> **Work to complete**
Every record below must be written out exactly. Leave out the pictures.

> **Record extracts**

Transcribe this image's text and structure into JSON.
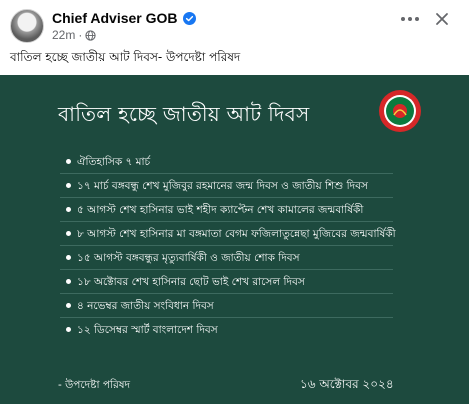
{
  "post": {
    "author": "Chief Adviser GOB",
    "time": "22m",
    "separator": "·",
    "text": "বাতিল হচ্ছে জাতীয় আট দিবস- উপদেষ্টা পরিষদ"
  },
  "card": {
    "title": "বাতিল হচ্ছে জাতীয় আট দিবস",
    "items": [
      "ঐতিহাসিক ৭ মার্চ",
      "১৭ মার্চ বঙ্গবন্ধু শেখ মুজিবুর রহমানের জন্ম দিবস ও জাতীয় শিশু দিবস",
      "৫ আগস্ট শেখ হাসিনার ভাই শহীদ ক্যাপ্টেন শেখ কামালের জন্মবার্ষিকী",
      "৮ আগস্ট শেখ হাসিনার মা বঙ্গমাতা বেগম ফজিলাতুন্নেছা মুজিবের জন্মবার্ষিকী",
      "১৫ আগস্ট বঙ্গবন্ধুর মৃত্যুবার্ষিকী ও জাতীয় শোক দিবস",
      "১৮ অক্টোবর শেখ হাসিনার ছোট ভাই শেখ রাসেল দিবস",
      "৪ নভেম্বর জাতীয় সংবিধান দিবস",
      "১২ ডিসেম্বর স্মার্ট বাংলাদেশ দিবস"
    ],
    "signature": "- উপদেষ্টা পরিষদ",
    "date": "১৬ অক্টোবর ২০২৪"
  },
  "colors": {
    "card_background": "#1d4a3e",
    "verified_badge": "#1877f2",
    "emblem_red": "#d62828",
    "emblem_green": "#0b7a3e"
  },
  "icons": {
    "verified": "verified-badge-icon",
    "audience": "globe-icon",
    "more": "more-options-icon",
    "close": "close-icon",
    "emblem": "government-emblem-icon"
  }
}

> **Exercise response**
Transcribe this image's text and structure into JSON.
{
  "post": {
    "author": "Chief Adviser GOB",
    "time": "22m",
    "separator": "·",
    "text": "বাতিল হচ্ছে জাতীয় আট দিবস- উপদেষ্টা পরিষদ"
  },
  "card": {
    "title": "বাতিল হচ্ছে জাতীয় আট দিবস",
    "items": [
      "ঐতিহাসিক ৭ মার্চ",
      "১৭ মার্চ বঙ্গবন্ধু শেখ মুজিবুর রহমানের জন্ম দিবস ও জাতীয় শিশু দিবস",
      "৫ আগস্ট শেখ হাসিনার ভাই শহীদ ক্যাপ্টেন শেখ কামালের জন্মবার্ষিকী",
      "৮ আগস্ট শেখ হাসিনার মা বঙ্গমাতা বেগম ফজিলাতুন্নেছা মুজিবের জন্মবার্ষিকী",
      "১৫ আগস্ট বঙ্গবন্ধুর মৃত্যুবার্ষিকী ও জাতীয় শোক দিবস",
      "১৮ অক্টোবর শেখ হাসিনার ছোট ভাই শেখ রাসেল দিবস",
      "৪ নভেম্বর জাতীয় সংবিধান দিবস",
      "১২ ডিসেম্বর স্মার্ট বাংলাদেশ দিবস"
    ],
    "signature": "- উপদেষ্টা পরিষদ",
    "date": "১৬ অক্টোবর ২০২৪"
  },
  "colors": {
    "card_background": "#1d4a3e",
    "verified_badge": "#1877f2",
    "emblem_red": "#d62828",
    "emblem_green": "#0b7a3e"
  },
  "icons": {
    "verified": "verified-badge-icon",
    "audience": "globe-icon",
    "more": "more-options-icon",
    "close": "close-icon",
    "emblem": "government-emblem-icon"
  }
}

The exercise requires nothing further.